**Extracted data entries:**

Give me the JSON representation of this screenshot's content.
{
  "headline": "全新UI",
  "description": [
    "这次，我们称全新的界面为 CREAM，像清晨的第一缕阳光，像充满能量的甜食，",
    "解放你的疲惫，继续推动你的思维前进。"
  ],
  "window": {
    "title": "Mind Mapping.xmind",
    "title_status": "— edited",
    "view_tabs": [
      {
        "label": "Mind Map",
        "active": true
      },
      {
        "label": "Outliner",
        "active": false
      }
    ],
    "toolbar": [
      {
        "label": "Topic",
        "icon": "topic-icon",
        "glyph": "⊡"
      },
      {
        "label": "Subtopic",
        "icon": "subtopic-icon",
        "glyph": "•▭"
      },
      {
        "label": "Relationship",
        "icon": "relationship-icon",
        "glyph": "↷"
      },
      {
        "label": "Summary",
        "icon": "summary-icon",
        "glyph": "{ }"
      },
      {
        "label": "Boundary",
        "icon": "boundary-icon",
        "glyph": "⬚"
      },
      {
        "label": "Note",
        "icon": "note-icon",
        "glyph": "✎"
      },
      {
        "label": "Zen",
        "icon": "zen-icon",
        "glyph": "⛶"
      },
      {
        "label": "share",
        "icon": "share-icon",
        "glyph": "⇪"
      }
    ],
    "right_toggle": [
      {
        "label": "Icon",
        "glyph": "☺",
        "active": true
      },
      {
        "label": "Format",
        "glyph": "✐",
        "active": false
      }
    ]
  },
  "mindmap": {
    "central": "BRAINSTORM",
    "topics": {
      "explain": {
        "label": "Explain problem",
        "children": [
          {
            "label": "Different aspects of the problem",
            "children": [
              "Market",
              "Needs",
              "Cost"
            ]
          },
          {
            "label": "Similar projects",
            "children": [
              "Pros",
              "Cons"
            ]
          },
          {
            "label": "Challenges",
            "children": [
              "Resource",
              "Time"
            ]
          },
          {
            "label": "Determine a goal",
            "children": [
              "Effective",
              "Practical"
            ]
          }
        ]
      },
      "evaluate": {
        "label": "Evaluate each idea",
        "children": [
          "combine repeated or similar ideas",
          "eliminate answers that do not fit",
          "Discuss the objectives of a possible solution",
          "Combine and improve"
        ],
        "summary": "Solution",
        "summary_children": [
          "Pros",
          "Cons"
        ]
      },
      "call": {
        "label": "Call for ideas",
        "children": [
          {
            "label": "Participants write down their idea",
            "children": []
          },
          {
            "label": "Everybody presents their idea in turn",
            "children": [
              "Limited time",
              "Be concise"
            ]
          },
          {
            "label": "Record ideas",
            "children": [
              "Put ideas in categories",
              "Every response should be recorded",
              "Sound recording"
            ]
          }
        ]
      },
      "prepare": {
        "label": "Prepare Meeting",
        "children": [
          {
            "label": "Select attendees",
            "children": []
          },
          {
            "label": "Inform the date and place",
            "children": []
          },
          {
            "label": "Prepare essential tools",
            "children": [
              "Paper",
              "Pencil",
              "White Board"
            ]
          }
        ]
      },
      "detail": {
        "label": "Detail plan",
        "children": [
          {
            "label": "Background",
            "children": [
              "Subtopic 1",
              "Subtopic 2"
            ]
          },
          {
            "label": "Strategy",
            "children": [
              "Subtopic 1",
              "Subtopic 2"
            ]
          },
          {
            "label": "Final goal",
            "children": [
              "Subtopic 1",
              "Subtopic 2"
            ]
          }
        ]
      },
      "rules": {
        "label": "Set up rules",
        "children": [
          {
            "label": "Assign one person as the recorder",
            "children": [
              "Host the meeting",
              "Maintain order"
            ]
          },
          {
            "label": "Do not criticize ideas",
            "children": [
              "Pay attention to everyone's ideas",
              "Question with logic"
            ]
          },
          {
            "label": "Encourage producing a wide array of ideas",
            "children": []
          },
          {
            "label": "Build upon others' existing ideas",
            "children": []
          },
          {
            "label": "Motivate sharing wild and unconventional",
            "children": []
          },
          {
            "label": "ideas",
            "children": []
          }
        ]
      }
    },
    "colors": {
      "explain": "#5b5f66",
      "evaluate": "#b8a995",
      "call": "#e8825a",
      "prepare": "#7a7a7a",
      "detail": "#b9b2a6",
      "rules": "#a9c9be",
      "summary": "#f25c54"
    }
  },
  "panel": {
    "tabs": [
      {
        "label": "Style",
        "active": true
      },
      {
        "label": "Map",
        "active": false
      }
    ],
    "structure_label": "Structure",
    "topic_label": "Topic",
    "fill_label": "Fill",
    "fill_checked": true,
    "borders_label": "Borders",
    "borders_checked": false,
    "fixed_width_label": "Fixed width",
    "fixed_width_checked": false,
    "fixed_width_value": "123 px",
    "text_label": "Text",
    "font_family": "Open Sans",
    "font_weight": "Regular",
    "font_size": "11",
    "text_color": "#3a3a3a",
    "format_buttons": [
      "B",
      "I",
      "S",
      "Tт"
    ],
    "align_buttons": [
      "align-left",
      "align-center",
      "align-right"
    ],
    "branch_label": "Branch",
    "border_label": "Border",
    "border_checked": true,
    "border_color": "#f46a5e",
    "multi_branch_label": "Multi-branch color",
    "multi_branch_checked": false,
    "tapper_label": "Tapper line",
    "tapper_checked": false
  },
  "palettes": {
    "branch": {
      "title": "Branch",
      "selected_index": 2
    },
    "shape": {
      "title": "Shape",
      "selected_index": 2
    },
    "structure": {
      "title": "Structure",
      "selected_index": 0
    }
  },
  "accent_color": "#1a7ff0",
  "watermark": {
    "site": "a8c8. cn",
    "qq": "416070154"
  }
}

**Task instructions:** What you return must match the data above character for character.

**Answer box:**
Give me the JSON representation of this screenshot's content.
{
  "headline": "全新UI",
  "description": [
    "这次，我们称全新的界面为 CREAM，像清晨的第一缕阳光，像充满能量的甜食，",
    "解放你的疲惫，继续推动你的思维前进。"
  ],
  "window": {
    "title": "Mind Mapping.xmind",
    "title_status": "— edited",
    "view_tabs": [
      {
        "label": "Mind Map",
        "active": true
      },
      {
        "label": "Outliner",
        "active": false
      }
    ],
    "toolbar": [
      {
        "label": "Topic",
        "icon": "topic-icon",
        "glyph": "⊡"
      },
      {
        "label": "Subtopic",
        "icon": "subtopic-icon",
        "glyph": "•▭"
      },
      {
        "label": "Relationship",
        "icon": "relationship-icon",
        "glyph": "↷"
      },
      {
        "label": "Summary",
        "icon": "summary-icon",
        "glyph": "{ }"
      },
      {
        "label": "Boundary",
        "icon": "boundary-icon",
        "glyph": "⬚"
      },
      {
        "label": "Note",
        "icon": "note-icon",
        "glyph": "✎"
      },
      {
        "label": "Zen",
        "icon": "zen-icon",
        "glyph": "⛶"
      },
      {
        "label": "share",
        "icon": "share-icon",
        "glyph": "⇪"
      }
    ],
    "right_toggle": [
      {
        "label": "Icon",
        "glyph": "☺",
        "active": true
      },
      {
        "label": "Format",
        "glyph": "✐",
        "active": false
      }
    ]
  },
  "mindmap": {
    "central": "BRAINSTORM",
    "topics": {
      "explain": {
        "label": "Explain problem",
        "children": [
          {
            "label": "Different aspects of the problem",
            "children": [
              "Market",
              "Needs",
              "Cost"
            ]
          },
          {
            "label": "Similar projects",
            "children": [
              "Pros",
              "Cons"
            ]
          },
          {
            "label": "Challenges",
            "children": [
              "Resource",
              "Time"
            ]
          },
          {
            "label": "Determine a goal",
            "children": [
              "Effective",
              "Practical"
            ]
          }
        ]
      },
      "evaluate": {
        "label": "Evaluate each idea",
        "children": [
          "combine repeated or similar ideas",
          "eliminate answers that do not fit",
          "Discuss the objectives of a possible solution",
          "Combine and improve"
        ],
        "summary": "Solution",
        "summary_children": [
          "Pros",
          "Cons"
        ]
      },
      "call": {
        "label": "Call for ideas",
        "children": [
          {
            "label": "Participants write down their idea",
            "children": []
          },
          {
            "label": "Everybody presents their idea in turn",
            "children": [
              "Limited time",
              "Be concise"
            ]
          },
          {
            "label": "Record ideas",
            "children": [
              "Put ideas in categories",
              "Every response should be recorded",
              "Sound recording"
            ]
          }
        ]
      },
      "prepare": {
        "label": "Prepare Meeting",
        "children": [
          {
            "label": "Select attendees",
            "children": []
          },
          {
            "label": "Inform the date and place",
            "children": []
          },
          {
            "label": "Prepare essential tools",
            "children": [
              "Paper",
              "Pencil",
              "White Board"
            ]
          }
        ]
      },
      "detail": {
        "label": "Detail plan",
        "children": [
          {
            "label": "Background",
            "children": [
              "Subtopic 1",
              "Subtopic 2"
            ]
          },
          {
            "label": "Strategy",
            "children": [
              "Subtopic 1",
              "Subtopic 2"
            ]
          },
          {
            "label": "Final goal",
            "children": [
              "Subtopic 1",
              "Subtopic 2"
            ]
          }
        ]
      },
      "rules": {
        "label": "Set up rules",
        "children": [
          {
            "label": "Assign one person as the recorder",
            "children": [
              "Host the meeting",
              "Maintain order"
            ]
          },
          {
            "label": "Do not criticize ideas",
            "children": [
              "Pay attention to everyone's ideas",
              "Question with logic"
            ]
          },
          {
            "label": "Encourage producing a wide array of ideas",
            "children": []
          },
          {
            "label": "Build upon others' existing ideas",
            "children": []
          },
          {
            "label": "Motivate sharing wild and unconventional",
            "children": []
          },
          {
            "label": "ideas",
            "children": []
          }
        ]
      }
    },
    "colors": {
      "explain": "#5b5f66",
      "evaluate": "#b8a995",
      "call": "#e8825a",
      "prepare": "#7a7a7a",
      "detail": "#b9b2a6",
      "rules": "#a9c9be",
      "summary": "#f25c54"
    }
  },
  "panel": {
    "tabs": [
      {
        "label": "Style",
        "active": true
      },
      {
        "label": "Map",
        "active": false
      }
    ],
    "structure_label": "Structure",
    "topic_label": "Topic",
    "fill_label": "Fill",
    "fill_checked": true,
    "borders_label": "Borders",
    "borders_checked": false,
    "fixed_width_label": "Fixed width",
    "fixed_width_checked": false,
    "fixed_width_value": "123 px",
    "text_label": "Text",
    "font_family": "Open Sans",
    "font_weight": "Regular",
    "font_size": "11",
    "text_color": "#3a3a3a",
    "format_buttons": [
      "B",
      "I",
      "S",
      "Tт"
    ],
    "align_buttons": [
      "align-left",
      "align-center",
      "align-right"
    ],
    "branch_label": "Branch",
    "border_label": "Border",
    "border_checked": true,
    "border_color": "#f46a5e",
    "multi_branch_label": "Multi-branch color",
    "multi_branch_checked": false,
    "tapper_label": "Tapper line",
    "tapper_checked": false
  },
  "palettes": {
    "branch": {
      "title": "Branch",
      "selected_index": 2
    },
    "shape": {
      "title": "Shape",
      "selected_index": 2
    },
    "structure": {
      "title": "Structure",
      "selected_index": 0
    }
  },
  "accent_color": "#1a7ff0",
  "watermark": {
    "site": "a8c8. cn",
    "qq": "416070154"
  }
}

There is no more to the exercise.